- YOUR TASK
Repeat, exactly and completely, the entries shown underneath.

- RECORDS FOR THE TASK
Segment Open
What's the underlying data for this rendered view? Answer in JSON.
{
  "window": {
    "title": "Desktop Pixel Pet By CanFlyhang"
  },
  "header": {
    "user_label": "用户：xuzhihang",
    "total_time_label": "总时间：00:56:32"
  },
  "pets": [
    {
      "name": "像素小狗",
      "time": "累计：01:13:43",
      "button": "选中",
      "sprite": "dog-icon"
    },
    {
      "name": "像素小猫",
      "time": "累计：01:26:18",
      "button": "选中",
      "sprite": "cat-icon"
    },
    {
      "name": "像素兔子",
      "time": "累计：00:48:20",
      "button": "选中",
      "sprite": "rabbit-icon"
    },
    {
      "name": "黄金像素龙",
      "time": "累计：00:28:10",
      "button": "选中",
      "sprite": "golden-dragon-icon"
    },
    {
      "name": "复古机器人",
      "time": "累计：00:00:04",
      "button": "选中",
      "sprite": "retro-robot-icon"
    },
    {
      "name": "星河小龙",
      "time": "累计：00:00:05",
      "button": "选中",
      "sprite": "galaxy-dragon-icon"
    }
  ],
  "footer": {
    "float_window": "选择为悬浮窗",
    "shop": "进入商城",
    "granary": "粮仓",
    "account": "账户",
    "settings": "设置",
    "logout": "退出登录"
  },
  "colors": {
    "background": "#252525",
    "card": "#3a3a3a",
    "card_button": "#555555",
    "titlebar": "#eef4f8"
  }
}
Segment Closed
- ANSWER TO THIS PROBLEM
What's the underlying data for this rendered view? Answer in JSON.
{
  "window": {
    "title": "Desktop Pixel Pet By CanFlyhang"
  },
  "header": {
    "user_label": "用户：xuzhihang",
    "total_time_label": "总时间：00:56:32"
  },
  "pets": [
    {
      "name": "像素小狗",
      "time": "累计：01:13:43",
      "button": "选中",
      "sprite": "dog-icon"
    },
    {
      "name": "像素小猫",
      "time": "累计：01:26:18",
      "button": "选中",
      "sprite": "cat-icon"
    },
    {
      "name": "像素兔子",
      "time": "累计：00:48:20",
      "button": "选中",
      "sprite": "rabbit-icon"
    },
    {
      "name": "黄金像素龙",
      "time": "累计：00:28:10",
      "button": "选中",
      "sprite": "golden-dragon-icon"
    },
    {
      "name": "复古机器人",
      "time": "累计：00:00:04",
      "button": "选中",
      "sprite": "retro-robot-icon"
    },
    {
      "name": "星河小龙",
      "time": "累计：00:00:05",
      "button": "选中",
      "sprite": "galaxy-dragon-icon"
    }
  ],
  "footer": {
    "float_window": "选择为悬浮窗",
    "shop": "进入商城",
    "granary": "粮仓",
    "account": "账户",
    "settings": "设置",
    "logout": "退出登录"
  },
  "colors": {
    "background": "#252525",
    "card": "#3a3a3a",
    "card_button": "#555555",
    "titlebar": "#eef4f8"
  }
}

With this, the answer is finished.